Donors can schedule gifts from 8 a.m. Thursday, September 7 to midnight Wednesday, September 13. If donors are busy on September 14 or just want to take care of their gifts in advance, scheduled giving is a perfect option. Just like regular giving, this can be done on the North Texas Giving Day website.
Mothers’ Milk Bank of North Texas has participated for several years, and we look forward to another great year. Donations to the milk bank will go toward our programs that help us serve the most fragile members of our population, such as our charitable care program. MMBNT can be found in the Health Care & Medical Research Category of participating nonprofits.
For more information about North Texas Giving Day, visit the website.
Every fall, Mothers’ Milk Bank of North Texas celebrates its anniversary with a luncheon. The milk bank opened in the fall of 2004, and since then has provided safe, pasteurized donor human milk to premature and fragile babies in the community. This year, the celebratory luncheon will take place at 11:30 am Thursday, September 21, at River Crest Country Club.
Guests will enjoy lunch, dessert and a presentation about the exciting future of MMBNT. Additionally, there will be a raffle containing a variety of prizes, from local restaurant gift cards to gift baskets from local stores and boutiques.
Several sponsors are already lined up for this year’s celebration, including our Gold Sponsor, Pediatrix Medical Group – Fort Worth Neonatology.
Individual tickets are $75, $50 of which is a tax-deductible donation. All money raised at the event, including ticket sales, sponsorships and raffle ticket sales will go toward our programs that help babies in need. To purchase a ticket, click here.
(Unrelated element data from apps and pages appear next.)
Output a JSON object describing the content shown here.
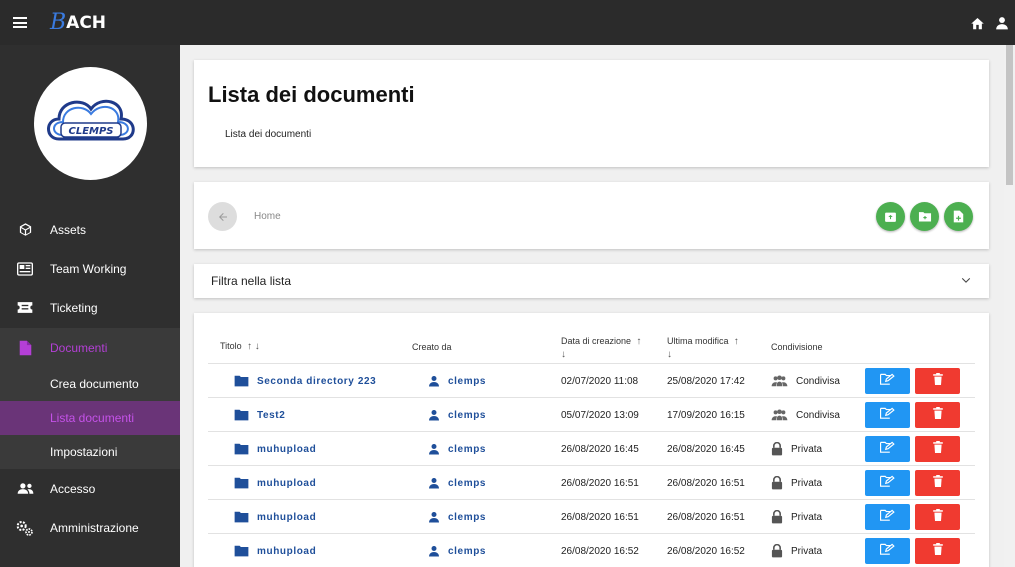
{
  "app": {
    "logo_text": "ACH",
    "logo_initial": "B"
  },
  "topbar_icons": [
    "menu-icon",
    "home-icon",
    "user-icon"
  ],
  "sidebar": {
    "avatar_text": "CLEMPS",
    "items": [
      {
        "label": "Assets",
        "icon": "cube-icon"
      },
      {
        "label": "Team Working",
        "icon": "newspaper-icon"
      },
      {
        "label": "Ticketing",
        "icon": "ticket-icon"
      },
      {
        "label": "Documenti",
        "icon": "file-icon"
      },
      {
        "label": "Accesso",
        "icon": "users-icon"
      },
      {
        "label": "Amministrazione",
        "icon": "cogs-icon"
      }
    ],
    "subitems": [
      {
        "label": "Crea documento"
      },
      {
        "label": "Lista documenti"
      },
      {
        "label": "Impostazioni"
      }
    ],
    "active_color": "#b43fd6"
  },
  "header": {
    "title": "Lista dei documenti",
    "subtitle": "Lista dei documenti"
  },
  "nav": {
    "crumb": "Home"
  },
  "filter": {
    "label": "Filtra nella lista"
  },
  "table": {
    "columns": {
      "title": "Titolo",
      "created_by": "Creato da",
      "created_at": "Data di creazione",
      "modified_at": "Ultima modifica",
      "sharing": "Condivisione"
    },
    "rows": [
      {
        "title": "Seconda directory 223",
        "owner": "clemps",
        "created": "02/07/2020 11:08",
        "modified": "25/08/2020 17:42",
        "sharing": "Condivisa",
        "sharing_icon": "group-icon"
      },
      {
        "title": "Test2",
        "owner": "clemps",
        "created": "05/07/2020 13:09",
        "modified": "17/09/2020 16:15",
        "sharing": "Condivisa",
        "sharing_icon": "group-icon"
      },
      {
        "title": "muhupload",
        "owner": "clemps",
        "created": "26/08/2020 16:45",
        "modified": "26/08/2020 16:45",
        "sharing": "Privata",
        "sharing_icon": "lock-icon"
      },
      {
        "title": "muhupload",
        "owner": "clemps",
        "created": "26/08/2020 16:51",
        "modified": "26/08/2020 16:51",
        "sharing": "Privata",
        "sharing_icon": "lock-icon"
      },
      {
        "title": "muhupload",
        "owner": "clemps",
        "created": "26/08/2020 16:51",
        "modified": "26/08/2020 16:51",
        "sharing": "Privata",
        "sharing_icon": "lock-icon"
      },
      {
        "title": "muhupload",
        "owner": "clemps",
        "created": "26/08/2020 16:52",
        "modified": "26/08/2020 16:52",
        "sharing": "Privata",
        "sharing_icon": "lock-icon"
      }
    ]
  },
  "colors": {
    "edit": "#2196f3",
    "delete": "#f03a30",
    "fab": "#4caf50",
    "link": "#1f4f9a"
  }
}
We hope to see you at River Crest on September 21!
For more information about Mothers’ Milk Bank of North Texas, click here.
Hundreds of breastfeeding moms and supporters gathered at the Fort Worth Botanic Garden over the weekend to celebrate World Breastfeeding Week at our local Family Expo & Big Latch On. Mothers’ Milk Bank of North Texas sponsored the event again this year, which is organized by Tarrant County Breastfeeding Coalition.
Approximately 600 people attended the event, which included family-friendly vendors selling such items as handmade jewelry, children’s books, breastfeeding accessories, baby clothes and more. Many lactation consultants, midwives, and chiropractors displayed their services as well. The expo also featured a silent auction with packages suitable for all members of the family.
About halfway through the expo, the Big Latch On took place on the lawn just outside the exhibit halls. This event is one of thousands of Big Latch On locations around the world, organized with the mission of supporting breastfeeding and creating a mother- and baby-friendly community.
At the Botanic Garden, 195 mothers gathered to breastfeed their children all at the same time for one minute. With the inclusion of a few tandem breastfeeding moms, this location of the Big Latch On had 203 latches. Globally, 17,790 children breastfed during the one-minute count.
We are proud to have supported this successful event for another year, and are already looking forward to 2018!
For more information about the Big Latch On, click here.